» **Given information**:
################

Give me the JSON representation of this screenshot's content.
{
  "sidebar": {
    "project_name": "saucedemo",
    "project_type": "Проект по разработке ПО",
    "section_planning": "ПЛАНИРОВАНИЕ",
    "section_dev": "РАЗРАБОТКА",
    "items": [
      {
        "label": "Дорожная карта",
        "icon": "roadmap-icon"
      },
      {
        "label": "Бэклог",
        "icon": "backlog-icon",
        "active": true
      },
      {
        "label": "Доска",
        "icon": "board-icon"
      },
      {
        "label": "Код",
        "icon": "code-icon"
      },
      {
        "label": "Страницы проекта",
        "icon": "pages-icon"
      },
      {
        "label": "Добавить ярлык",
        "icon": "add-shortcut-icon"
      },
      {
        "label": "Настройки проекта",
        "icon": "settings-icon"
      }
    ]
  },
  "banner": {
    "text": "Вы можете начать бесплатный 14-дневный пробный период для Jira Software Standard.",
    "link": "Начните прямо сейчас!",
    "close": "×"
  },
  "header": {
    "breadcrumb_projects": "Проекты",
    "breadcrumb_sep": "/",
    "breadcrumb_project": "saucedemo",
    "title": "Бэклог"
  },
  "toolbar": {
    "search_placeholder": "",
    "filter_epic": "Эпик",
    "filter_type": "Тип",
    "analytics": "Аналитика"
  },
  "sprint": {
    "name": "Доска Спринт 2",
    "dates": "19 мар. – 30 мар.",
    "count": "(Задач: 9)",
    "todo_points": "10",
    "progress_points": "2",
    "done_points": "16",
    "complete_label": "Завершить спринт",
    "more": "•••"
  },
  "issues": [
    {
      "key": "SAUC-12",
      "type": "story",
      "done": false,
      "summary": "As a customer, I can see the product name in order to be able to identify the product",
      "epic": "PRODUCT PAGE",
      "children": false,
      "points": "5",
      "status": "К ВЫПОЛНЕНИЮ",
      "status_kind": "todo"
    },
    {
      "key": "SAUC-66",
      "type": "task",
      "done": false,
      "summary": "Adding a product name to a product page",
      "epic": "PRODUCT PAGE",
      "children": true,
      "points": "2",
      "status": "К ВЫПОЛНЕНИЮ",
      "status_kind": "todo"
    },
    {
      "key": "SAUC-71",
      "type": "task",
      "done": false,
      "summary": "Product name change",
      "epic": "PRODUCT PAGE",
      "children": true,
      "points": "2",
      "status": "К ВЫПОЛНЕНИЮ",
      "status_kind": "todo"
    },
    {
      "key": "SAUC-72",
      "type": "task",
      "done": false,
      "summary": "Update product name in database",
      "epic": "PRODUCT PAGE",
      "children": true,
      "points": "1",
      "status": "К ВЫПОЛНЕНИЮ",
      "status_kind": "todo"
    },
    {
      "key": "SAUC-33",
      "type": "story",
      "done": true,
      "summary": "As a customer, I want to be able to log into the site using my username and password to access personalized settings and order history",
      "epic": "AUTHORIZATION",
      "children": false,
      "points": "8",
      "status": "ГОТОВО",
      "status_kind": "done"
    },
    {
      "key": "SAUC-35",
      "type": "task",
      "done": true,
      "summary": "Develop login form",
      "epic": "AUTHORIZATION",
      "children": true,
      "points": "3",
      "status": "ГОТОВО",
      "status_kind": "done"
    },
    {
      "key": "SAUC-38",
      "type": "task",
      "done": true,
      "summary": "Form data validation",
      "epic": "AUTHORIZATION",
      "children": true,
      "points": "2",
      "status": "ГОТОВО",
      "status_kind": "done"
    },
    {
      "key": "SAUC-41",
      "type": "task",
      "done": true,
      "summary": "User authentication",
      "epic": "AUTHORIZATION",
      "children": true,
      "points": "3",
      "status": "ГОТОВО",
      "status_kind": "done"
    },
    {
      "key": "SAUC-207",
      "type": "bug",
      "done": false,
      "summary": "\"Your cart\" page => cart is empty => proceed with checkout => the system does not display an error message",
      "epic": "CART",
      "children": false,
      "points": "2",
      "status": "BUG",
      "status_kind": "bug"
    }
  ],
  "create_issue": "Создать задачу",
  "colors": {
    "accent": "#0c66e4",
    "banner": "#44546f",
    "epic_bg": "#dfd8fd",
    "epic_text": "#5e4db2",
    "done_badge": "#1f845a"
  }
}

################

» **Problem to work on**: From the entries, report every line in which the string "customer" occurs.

» **Exercise answer**:
      "summary": "As a customer, I can see the product name in order to be able to identify the product",
      "summary": "As a customer, I want to be able to log into the site using my username and password to access personalized settings and order history",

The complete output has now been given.